This year was a learning curve at the Gangmasters and Labour Abuse Authority (GLAA) when we decided to update our own licensing system. We experienced how it is to work alongside a tech supplier to create a new licensing system, which taught us universal lessons that are applicable to local authority operations, too. Collaborating with external businesses and agencies that handle licenced activity can be a complex task, but licensing systems which are sturdy enough to cope with high demand, provide efficiency savings and important reporting insight can deliver real value and efficiencies.
A journey towards the cloud, away from legacy tech
When our previous system began reaching end of life, we utilised the G-Cloud 12 framework to aid our search for an agile supplier who could fulfil essential components such as being official sensitive and GDS compliant. Prioritising these things, we chose Arcus Global for our project.
With our previous system managed internally, this was the first time we had worked with an external partner. Since the system went live in May of this year, many businesses have quickly started using the system, and I would say that working with a partner has been a key part in updating our digital system. For local authorities looking to modernise their licensing processes, fostering this spirit of collaboration is a huge part of working successfully with a supplier.

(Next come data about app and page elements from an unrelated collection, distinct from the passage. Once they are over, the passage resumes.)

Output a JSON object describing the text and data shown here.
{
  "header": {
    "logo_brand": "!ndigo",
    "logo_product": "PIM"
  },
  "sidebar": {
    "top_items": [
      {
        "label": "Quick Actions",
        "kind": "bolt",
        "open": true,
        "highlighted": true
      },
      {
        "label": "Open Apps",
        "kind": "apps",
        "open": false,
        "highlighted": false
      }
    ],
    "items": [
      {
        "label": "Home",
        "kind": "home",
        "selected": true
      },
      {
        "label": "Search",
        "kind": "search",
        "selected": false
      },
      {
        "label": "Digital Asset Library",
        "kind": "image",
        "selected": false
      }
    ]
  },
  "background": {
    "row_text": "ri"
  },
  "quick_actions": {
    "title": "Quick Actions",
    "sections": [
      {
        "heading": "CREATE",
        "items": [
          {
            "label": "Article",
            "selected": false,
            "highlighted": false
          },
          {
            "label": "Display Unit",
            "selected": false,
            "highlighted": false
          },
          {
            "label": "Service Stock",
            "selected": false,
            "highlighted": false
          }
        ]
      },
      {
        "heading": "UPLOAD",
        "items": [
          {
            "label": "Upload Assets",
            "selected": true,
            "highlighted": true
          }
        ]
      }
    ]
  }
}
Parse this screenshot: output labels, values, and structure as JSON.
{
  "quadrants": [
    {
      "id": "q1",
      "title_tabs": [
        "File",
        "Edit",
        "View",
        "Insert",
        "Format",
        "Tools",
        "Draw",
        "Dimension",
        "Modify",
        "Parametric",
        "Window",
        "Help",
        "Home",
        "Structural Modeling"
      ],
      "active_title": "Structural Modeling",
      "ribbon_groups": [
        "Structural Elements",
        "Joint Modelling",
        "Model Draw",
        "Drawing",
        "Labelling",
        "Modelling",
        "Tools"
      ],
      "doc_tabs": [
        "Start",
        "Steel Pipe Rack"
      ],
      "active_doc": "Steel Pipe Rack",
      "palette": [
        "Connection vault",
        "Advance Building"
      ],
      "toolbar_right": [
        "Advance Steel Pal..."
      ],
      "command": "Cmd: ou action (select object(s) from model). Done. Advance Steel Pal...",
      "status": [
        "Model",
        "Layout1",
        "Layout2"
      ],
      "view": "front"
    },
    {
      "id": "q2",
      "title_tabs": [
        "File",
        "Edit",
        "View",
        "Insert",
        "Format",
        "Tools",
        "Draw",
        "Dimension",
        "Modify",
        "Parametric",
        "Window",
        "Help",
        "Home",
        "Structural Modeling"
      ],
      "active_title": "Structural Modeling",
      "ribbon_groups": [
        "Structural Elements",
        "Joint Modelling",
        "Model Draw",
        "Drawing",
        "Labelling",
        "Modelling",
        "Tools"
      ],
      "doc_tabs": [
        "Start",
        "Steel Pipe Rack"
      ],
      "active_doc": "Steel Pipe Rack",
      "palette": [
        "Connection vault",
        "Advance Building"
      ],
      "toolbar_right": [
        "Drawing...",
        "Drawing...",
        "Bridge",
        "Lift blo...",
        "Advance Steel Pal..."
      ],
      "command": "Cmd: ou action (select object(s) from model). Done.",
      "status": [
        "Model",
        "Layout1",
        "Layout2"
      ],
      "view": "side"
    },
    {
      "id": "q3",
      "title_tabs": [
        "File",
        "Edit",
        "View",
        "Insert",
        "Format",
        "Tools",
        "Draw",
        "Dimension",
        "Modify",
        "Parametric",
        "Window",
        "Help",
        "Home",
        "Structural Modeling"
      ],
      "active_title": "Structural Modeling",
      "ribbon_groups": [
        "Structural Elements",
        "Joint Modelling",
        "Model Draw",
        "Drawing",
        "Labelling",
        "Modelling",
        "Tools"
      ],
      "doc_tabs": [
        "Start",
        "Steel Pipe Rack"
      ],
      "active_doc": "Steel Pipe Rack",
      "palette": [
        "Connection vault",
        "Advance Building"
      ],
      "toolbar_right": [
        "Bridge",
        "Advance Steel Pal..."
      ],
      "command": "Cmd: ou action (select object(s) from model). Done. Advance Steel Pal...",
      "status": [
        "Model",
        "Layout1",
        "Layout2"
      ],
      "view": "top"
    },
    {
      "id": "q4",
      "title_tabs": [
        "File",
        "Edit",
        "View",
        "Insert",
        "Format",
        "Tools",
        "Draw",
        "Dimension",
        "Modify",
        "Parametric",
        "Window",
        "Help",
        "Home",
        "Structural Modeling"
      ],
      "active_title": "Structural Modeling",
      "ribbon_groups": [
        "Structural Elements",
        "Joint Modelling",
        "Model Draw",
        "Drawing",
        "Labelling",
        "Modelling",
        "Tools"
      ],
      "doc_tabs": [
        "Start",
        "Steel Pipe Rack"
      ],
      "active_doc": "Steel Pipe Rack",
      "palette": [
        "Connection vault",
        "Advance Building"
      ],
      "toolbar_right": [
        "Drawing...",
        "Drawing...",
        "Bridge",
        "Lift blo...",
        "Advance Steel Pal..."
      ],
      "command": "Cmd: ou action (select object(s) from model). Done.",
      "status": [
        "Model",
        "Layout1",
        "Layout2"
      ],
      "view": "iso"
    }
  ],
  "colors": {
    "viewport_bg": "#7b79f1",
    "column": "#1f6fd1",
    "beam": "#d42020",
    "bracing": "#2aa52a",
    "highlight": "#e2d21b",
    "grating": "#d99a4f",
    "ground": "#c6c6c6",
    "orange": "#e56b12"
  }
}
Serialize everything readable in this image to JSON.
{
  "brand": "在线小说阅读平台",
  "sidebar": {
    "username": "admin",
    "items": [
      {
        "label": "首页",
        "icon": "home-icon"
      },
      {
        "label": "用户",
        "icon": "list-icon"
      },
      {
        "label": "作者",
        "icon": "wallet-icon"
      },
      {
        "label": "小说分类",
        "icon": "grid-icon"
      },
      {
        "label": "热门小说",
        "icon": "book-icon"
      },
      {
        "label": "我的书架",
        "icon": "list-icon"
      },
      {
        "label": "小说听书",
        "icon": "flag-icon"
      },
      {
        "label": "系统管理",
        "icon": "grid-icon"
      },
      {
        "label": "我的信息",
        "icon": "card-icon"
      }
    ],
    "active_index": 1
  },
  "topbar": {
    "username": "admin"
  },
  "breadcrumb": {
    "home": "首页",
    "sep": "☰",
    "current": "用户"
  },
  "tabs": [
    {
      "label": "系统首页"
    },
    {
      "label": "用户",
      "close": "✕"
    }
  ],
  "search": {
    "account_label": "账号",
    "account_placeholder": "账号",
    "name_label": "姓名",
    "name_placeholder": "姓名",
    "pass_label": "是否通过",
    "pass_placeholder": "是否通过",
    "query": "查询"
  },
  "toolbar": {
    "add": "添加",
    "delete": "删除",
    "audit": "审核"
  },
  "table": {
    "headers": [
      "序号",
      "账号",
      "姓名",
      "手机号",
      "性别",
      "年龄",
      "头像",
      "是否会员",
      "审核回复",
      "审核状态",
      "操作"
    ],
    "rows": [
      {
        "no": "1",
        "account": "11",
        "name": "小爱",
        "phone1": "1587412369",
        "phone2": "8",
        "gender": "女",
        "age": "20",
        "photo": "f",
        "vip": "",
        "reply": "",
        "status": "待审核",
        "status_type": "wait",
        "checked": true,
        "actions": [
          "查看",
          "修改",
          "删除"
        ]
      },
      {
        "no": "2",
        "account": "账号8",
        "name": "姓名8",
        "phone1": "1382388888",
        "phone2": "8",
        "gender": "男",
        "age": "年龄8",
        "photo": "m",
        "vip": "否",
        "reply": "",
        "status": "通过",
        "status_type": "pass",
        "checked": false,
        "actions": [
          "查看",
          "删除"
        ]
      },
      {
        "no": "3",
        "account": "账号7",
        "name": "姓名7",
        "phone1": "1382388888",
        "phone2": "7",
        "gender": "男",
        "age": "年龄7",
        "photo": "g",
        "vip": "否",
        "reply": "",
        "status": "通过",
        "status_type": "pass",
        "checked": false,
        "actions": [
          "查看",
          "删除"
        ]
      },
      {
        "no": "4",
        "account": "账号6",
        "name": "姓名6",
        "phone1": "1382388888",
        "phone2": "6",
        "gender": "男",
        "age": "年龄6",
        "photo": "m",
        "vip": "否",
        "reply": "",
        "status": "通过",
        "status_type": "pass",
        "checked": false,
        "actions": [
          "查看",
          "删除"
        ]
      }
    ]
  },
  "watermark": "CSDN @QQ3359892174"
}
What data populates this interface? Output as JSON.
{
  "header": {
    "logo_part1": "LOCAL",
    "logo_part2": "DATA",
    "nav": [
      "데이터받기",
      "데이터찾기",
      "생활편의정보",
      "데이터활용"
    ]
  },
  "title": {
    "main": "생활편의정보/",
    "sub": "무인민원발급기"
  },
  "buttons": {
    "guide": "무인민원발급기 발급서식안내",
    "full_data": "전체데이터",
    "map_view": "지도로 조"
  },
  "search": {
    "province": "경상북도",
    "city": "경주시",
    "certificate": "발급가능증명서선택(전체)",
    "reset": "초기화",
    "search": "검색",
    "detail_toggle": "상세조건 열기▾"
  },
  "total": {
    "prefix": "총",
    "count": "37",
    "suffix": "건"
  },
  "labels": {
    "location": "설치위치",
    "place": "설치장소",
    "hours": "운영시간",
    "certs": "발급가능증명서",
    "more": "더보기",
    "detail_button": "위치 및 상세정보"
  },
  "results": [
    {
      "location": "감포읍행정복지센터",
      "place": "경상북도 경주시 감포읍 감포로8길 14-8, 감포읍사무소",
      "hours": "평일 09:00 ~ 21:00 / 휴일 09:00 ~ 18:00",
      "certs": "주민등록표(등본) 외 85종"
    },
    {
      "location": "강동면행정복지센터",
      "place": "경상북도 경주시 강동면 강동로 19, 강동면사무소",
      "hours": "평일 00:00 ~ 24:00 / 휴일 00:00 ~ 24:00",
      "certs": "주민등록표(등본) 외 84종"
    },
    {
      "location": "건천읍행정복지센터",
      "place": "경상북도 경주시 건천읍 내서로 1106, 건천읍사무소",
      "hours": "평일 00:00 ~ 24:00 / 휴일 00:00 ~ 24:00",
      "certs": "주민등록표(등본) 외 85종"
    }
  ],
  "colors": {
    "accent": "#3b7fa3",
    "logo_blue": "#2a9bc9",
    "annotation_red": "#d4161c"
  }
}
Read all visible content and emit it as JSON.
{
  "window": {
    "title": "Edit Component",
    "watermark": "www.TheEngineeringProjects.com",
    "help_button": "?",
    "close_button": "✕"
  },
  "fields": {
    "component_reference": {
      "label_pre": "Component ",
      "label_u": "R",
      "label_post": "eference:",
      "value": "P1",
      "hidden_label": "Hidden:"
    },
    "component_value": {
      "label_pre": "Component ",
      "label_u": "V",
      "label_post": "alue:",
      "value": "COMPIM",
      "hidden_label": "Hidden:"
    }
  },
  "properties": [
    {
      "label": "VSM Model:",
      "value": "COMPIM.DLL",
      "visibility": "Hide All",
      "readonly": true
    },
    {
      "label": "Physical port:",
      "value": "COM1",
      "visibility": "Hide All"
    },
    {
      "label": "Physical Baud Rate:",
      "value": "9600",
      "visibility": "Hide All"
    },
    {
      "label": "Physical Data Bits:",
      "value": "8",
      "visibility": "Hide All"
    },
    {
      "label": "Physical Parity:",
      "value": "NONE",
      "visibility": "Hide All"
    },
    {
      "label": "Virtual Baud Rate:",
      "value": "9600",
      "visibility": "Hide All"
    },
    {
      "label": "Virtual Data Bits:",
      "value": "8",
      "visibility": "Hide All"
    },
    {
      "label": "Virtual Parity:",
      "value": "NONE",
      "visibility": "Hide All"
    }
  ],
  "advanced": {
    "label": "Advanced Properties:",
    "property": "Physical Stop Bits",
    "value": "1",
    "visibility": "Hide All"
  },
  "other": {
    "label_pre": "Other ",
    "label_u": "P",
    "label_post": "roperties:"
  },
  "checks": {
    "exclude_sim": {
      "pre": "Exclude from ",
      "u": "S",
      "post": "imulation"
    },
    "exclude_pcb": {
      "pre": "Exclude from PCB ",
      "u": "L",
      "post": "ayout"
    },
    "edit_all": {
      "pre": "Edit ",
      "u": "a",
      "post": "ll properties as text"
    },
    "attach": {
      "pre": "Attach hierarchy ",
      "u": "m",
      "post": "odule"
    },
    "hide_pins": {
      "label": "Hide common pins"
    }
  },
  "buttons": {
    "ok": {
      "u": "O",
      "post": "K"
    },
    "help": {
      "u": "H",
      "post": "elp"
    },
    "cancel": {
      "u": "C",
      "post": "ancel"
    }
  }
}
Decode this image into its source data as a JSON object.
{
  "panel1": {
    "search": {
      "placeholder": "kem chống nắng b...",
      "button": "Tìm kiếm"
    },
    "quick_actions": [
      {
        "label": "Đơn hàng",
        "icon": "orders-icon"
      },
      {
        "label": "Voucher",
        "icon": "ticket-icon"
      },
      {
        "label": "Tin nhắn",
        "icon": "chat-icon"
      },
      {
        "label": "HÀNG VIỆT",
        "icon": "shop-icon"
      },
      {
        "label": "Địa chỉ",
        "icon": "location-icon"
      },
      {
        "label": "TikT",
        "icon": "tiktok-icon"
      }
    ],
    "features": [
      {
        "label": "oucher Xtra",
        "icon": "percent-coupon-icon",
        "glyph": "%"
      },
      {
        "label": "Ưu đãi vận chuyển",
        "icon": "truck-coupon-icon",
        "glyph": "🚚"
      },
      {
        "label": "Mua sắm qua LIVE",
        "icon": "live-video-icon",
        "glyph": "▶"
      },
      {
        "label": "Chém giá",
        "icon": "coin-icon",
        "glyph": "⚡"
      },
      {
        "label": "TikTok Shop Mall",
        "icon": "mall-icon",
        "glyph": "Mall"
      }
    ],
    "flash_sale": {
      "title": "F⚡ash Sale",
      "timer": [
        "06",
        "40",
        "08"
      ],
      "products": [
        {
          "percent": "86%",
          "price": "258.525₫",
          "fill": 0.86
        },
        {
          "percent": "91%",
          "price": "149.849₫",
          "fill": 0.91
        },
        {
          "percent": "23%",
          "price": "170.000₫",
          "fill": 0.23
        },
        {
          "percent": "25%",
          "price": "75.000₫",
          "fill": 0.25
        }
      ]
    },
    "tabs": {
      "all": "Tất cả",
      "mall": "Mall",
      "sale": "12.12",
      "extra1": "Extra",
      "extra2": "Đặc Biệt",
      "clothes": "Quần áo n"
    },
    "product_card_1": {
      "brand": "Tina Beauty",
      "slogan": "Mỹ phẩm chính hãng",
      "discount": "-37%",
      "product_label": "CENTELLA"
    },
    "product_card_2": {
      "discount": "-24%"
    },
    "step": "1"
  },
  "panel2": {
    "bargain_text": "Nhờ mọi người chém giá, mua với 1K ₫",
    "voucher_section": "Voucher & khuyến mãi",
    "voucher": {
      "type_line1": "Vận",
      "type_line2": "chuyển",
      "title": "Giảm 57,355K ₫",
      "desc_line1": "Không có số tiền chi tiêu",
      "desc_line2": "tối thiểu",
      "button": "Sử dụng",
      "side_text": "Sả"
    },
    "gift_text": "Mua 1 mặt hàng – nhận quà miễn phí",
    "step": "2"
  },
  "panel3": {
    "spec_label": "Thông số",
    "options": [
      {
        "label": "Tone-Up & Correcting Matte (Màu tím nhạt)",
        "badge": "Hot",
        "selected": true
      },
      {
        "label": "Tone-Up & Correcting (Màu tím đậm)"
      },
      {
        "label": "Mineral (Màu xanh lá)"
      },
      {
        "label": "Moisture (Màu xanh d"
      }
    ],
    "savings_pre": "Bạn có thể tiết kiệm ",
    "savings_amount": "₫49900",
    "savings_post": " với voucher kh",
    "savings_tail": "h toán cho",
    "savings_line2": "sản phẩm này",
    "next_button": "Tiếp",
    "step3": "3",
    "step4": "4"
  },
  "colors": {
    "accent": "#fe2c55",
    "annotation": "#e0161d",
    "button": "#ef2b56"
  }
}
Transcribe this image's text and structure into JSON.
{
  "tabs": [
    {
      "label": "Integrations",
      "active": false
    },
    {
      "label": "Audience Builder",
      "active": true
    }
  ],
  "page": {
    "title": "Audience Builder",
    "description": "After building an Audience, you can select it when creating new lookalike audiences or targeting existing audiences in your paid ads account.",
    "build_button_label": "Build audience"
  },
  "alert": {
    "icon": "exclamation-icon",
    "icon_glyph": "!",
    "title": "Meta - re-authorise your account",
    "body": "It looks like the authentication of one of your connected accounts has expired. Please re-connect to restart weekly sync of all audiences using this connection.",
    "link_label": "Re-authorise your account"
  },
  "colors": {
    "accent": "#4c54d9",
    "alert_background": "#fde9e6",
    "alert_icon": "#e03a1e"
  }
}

A sharper focus for staff
For public sector organisations it’s important to have a flexible, personalised system, one that can be tailored to your organisation. This way, it gives you the ability to customise and change things around to suit the needs of your organisation. From caseload management to escalation support, anything can be made easier.
For councils that want to take similar steps it’s important to keep a few things in mind.
The first move is to fully understand what you want the system to deliver, whether that be efficiency savings, improved reporting capabilities or self-service, permitting staff time to be reallocated to priority projects.
Our goal was for users of our new system to have the freedom to control the information they deal with daily. We are a regulator and therefore hold a duty of care to the workers and businesses we support – which is the same for councils. As public sector bodies, we can all agree to improving standards and safety.
A joint approach deliver success
When partnering with a supplier, we knew immediately that we were working to benefit the workers we have a responsibility to safeguard. The process has been easier than if we developed a system from scratch, thanks to the Salesforce platform and working alongside a dedicated supplier. This is an essential thing for local authorities to consider if they are looking to update their systems, since without collaboration, the process could have been much more challenging for us.
The licensing team is supported by our system on all high-priority tasks. The dashboard is not individualised and acts as a single source of truth. In practice, someone’s tasks can be viewed and accessed by other members of the team if that person is absent. It simplifies processes, which both save time for staff and protects workers.
The work of local authorities, as well as other public sector organisations, is extremely important in helping prevent exploitation of workers and modern slavery, and the systems they use must reflect that. For licensing and any other branch of regulatory services, from food standards to environmental protection, ensuring staff can fulfil their duties through the use of digital tools is vital to ensuring smooth daily operations.
Nicola Ray is head of regulation at the Gangmasters and Labour Abuse Authority